• Task details: Copy the entries exactly. Leave out any pictures.

• Material provided:
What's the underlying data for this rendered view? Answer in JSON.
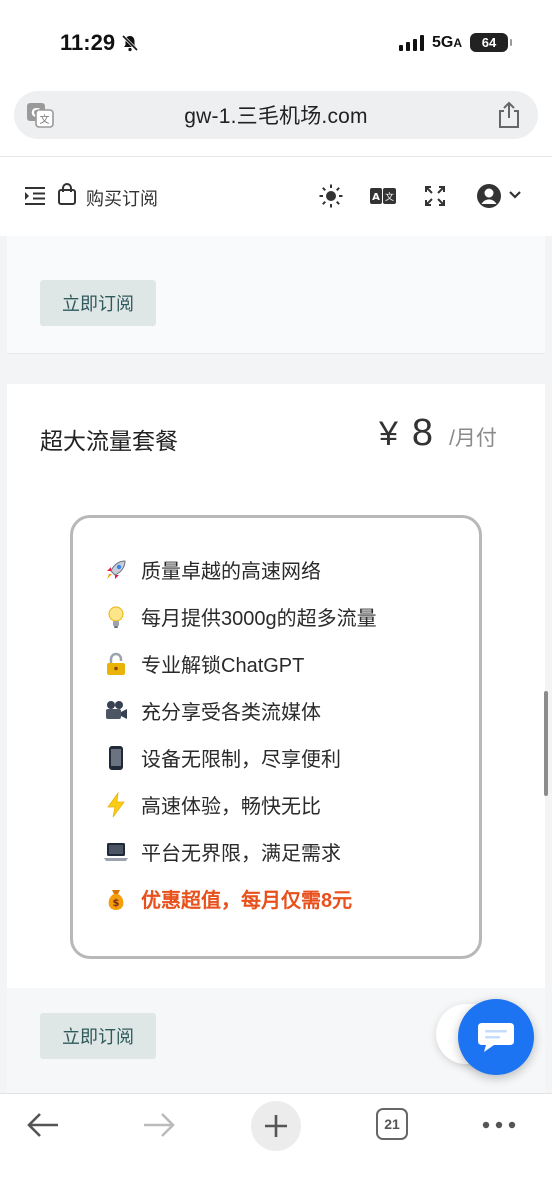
{
  "status_bar": {
    "time": "11:29",
    "network": "5G",
    "network_suffix": "A",
    "battery": "64"
  },
  "browser": {
    "url": "gw-1.三毛机场.com",
    "tabs_count": "21"
  },
  "header": {
    "title": "购买订阅"
  },
  "previous_card": {
    "subscribe_label": "立即订阅"
  },
  "plan": {
    "name": "超大流量套餐",
    "currency": "¥",
    "price": "8",
    "period": "/月付",
    "features": [
      {
        "icon": "rocket-icon",
        "text": "质量卓越的高速网络"
      },
      {
        "icon": "lightbulb-icon",
        "text": "每月提供3000g的超多流量"
      },
      {
        "icon": "lock-icon",
        "text": "专业解锁ChatGPT"
      },
      {
        "icon": "video-camera-icon",
        "text": "充分享受各类流媒体"
      },
      {
        "icon": "mobile-phone-icon",
        "text": "设备无限制，尽享便利"
      },
      {
        "icon": "lightning-icon",
        "text": "高速体验，畅快无比"
      },
      {
        "icon": "laptop-icon",
        "text": "平台无界限，满足需求"
      },
      {
        "icon": "money-bag-icon",
        "text": "优惠超值，每月仅需8元"
      }
    ],
    "subscribe_label": "立即订阅"
  },
  "colors": {
    "highlight": "#e8501c",
    "button_bg": "#dfe6e6",
    "button_text": "#2f5a5c",
    "chat_fab": "#1d74f2"
  }
}
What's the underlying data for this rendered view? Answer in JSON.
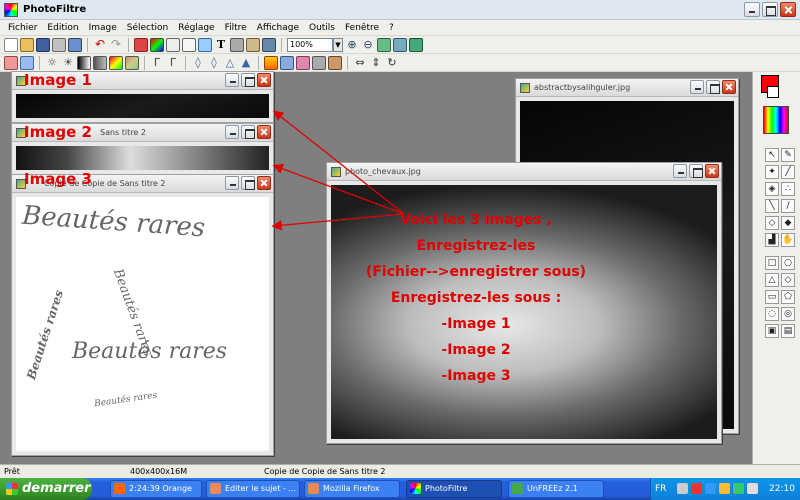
{
  "app": {
    "title": "PhotoFiltre",
    "menu": [
      "Fichier",
      "Edition",
      "Image",
      "Sélection",
      "Réglage",
      "Filtre",
      "Affichage",
      "Outils",
      "Fenêtre",
      "?"
    ]
  },
  "toolbar": {
    "zoom_value": "100%"
  },
  "windows": {
    "image1_title": "",
    "image2_title": "Sans titre 2",
    "image3_title": "Copie de Copie de Sans titre 2",
    "abstract_title": "abstractbysalihguler.jpg",
    "horses_title": "photo_chevaux.jpg"
  },
  "canvas_text": {
    "line1": "Beautés rares",
    "line2": "Beautés rares",
    "line3": "Beautés rares",
    "line4": "Beautés rares",
    "line5": "Beautés rares"
  },
  "annotations": {
    "label1": "Image 1",
    "label2": "Image 2",
    "label3": "Image 3",
    "message": [
      "Voici les 3 images ,",
      "Enregistrez-les",
      "(Fichier-->enregistrer sous)",
      "Enregistrez-les sous :",
      "-Image 1",
      "-Image 2",
      "-Image 3"
    ]
  },
  "status": {
    "state": "Prêt",
    "size": "400x400x16M",
    "doc": "Copie de Copie de Sans titre 2"
  },
  "taskbar": {
    "start": "demarrer",
    "tasks": [
      {
        "label": "2:24:39 Orange"
      },
      {
        "label": "Editer le sujet - ..."
      },
      {
        "label": "Mozilla Firefox"
      },
      {
        "label": "PhotoFiltre"
      },
      {
        "label": "UnFREEz 2.1"
      }
    ],
    "lang": "FR",
    "clock": "22:10"
  },
  "colors": {
    "foreground": "#ff0000",
    "background": "#ffffff",
    "annotation": "#e00000"
  }
}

• Expected output:
What's the underlying data for this rendered view? Answer in JSON.
{
  "status_bar": {
    "time": "11:29",
    "network": "5G",
    "network_suffix": "A",
    "battery": "64"
  },
  "browser": {
    "url": "gw-1.三毛机场.com",
    "tabs_count": "21"
  },
  "header": {
    "title": "购买订阅"
  },
  "previous_card": {
    "subscribe_label": "立即订阅"
  },
  "plan": {
    "name": "超大流量套餐",
    "currency": "¥",
    "price": "8",
    "period": "/月付",
    "features": [
      {
        "icon": "rocket-icon",
        "text": "质量卓越的高速网络"
      },
      {
        "icon": "lightbulb-icon",
        "text": "每月提供3000g的超多流量"
      },
      {
        "icon": "lock-icon",
        "text": "专业解锁ChatGPT"
      },
      {
        "icon": "video-camera-icon",
        "text": "充分享受各类流媒体"
      },
      {
        "icon": "mobile-phone-icon",
        "text": "设备无限制，尽享便利"
      },
      {
        "icon": "lightning-icon",
        "text": "高速体验，畅快无比"
      },
      {
        "icon": "laptop-icon",
        "text": "平台无界限，满足需求"
      },
      {
        "icon": "money-bag-icon",
        "text": "优惠超值，每月仅需8元"
      }
    ],
    "subscribe_label": "立即订阅"
  },
  "colors": {
    "highlight": "#e8501c",
    "button_bg": "#dfe6e6",
    "button_text": "#2f5a5c",
    "chat_fab": "#1d74f2"
  }
}
What's the underlying data for this rendered view? Answer in JSON.
{
  "app": {
    "title": "PhotoFiltre",
    "menu": [
      "Fichier",
      "Edition",
      "Image",
      "Sélection",
      "Réglage",
      "Filtre",
      "Affichage",
      "Outils",
      "Fenêtre",
      "?"
    ]
  },
  "toolbar": {
    "zoom_value": "100%"
  },
  "windows": {
    "image1_title": "",
    "image2_title": "Sans titre 2",
    "image3_title": "Copie de Copie de Sans titre 2",
    "abstract_title": "abstractbysalihguler.jpg",
    "horses_title": "photo_chevaux.jpg"
  },
  "canvas_text": {
    "line1": "Beautés rares",
    "line2": "Beautés rares",
    "line3": "Beautés rares",
    "line4": "Beautés rares",
    "line5": "Beautés rares"
  },
  "annotations": {
    "label1": "Image 1",
    "label2": "Image 2",
    "label3": "Image 3",
    "message": [
      "Voici les 3 images ,",
      "Enregistrez-les",
      "(Fichier-->enregistrer sous)",
      "Enregistrez-les sous :",
      "-Image 1",
      "-Image 2",
      "-Image 3"
    ]
  },
  "status": {
    "state": "Prêt",
    "size": "400x400x16M",
    "doc": "Copie de Copie de Sans titre 2"
  },
  "taskbar": {
    "start": "demarrer",
    "tasks": [
      {
        "label": "2:24:39 Orange"
      },
      {
        "label": "Editer le sujet - ..."
      },
      {
        "label": "Mozilla Firefox"
      },
      {
        "label": "PhotoFiltre"
      },
      {
        "label": "UnFREEz 2.1"
      }
    ],
    "lang": "FR",
    "clock": "22:10"
  },
  "colors": {
    "foreground": "#ff0000",
    "background": "#ffffff",
    "annotation": "#e00000"
  }
}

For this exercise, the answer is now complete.